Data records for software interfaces
BEGIN
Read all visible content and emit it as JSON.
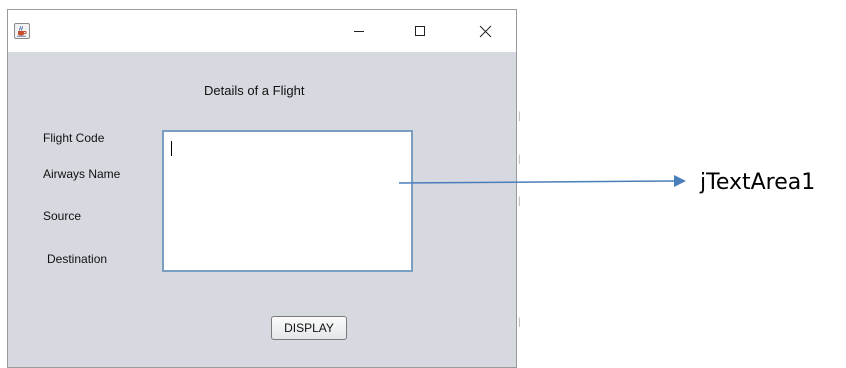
{
  "window": {
    "title_icon": "java-coffee-cup-icon",
    "controls": {
      "minimize_icon": "minimize-icon",
      "maximize_icon": "maximize-icon",
      "close_icon": "close-icon"
    }
  },
  "form": {
    "title": "Details of a Flight",
    "labels": {
      "flight_code": "Flight Code",
      "airways_name": "Airways Name",
      "source": "Source",
      "destination": "Destination"
    },
    "text_area_value": "",
    "display_button": "DISPLAY"
  },
  "annotation": {
    "label": "jTextArea1",
    "color": "#4a7ebb"
  }
}
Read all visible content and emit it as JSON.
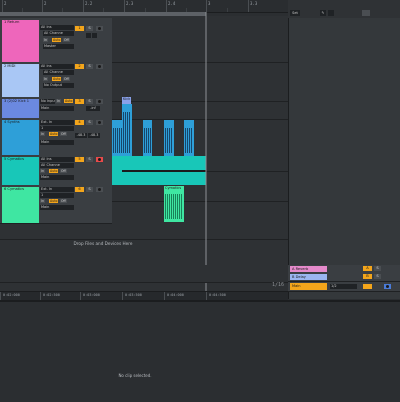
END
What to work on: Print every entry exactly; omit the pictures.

Exercise answer:
Read all visible content and emit it as JSON.
{
  "window": {
    "title_icon": "java-coffee-cup-icon",
    "controls": {
      "minimize_icon": "minimize-icon",
      "maximize_icon": "maximize-icon",
      "close_icon": "close-icon"
    }
  },
  "form": {
    "title": "Details of a Flight",
    "labels": {
      "flight_code": "Flight Code",
      "airways_name": "Airways Name",
      "source": "Source",
      "destination": "Destination"
    },
    "text_area_value": "",
    "display_button": "DISPLAY"
  },
  "annotation": {
    "label": "jTextArea1",
    "color": "#4a7ebb"
  }
}
Read all visible content and emit it as JSON.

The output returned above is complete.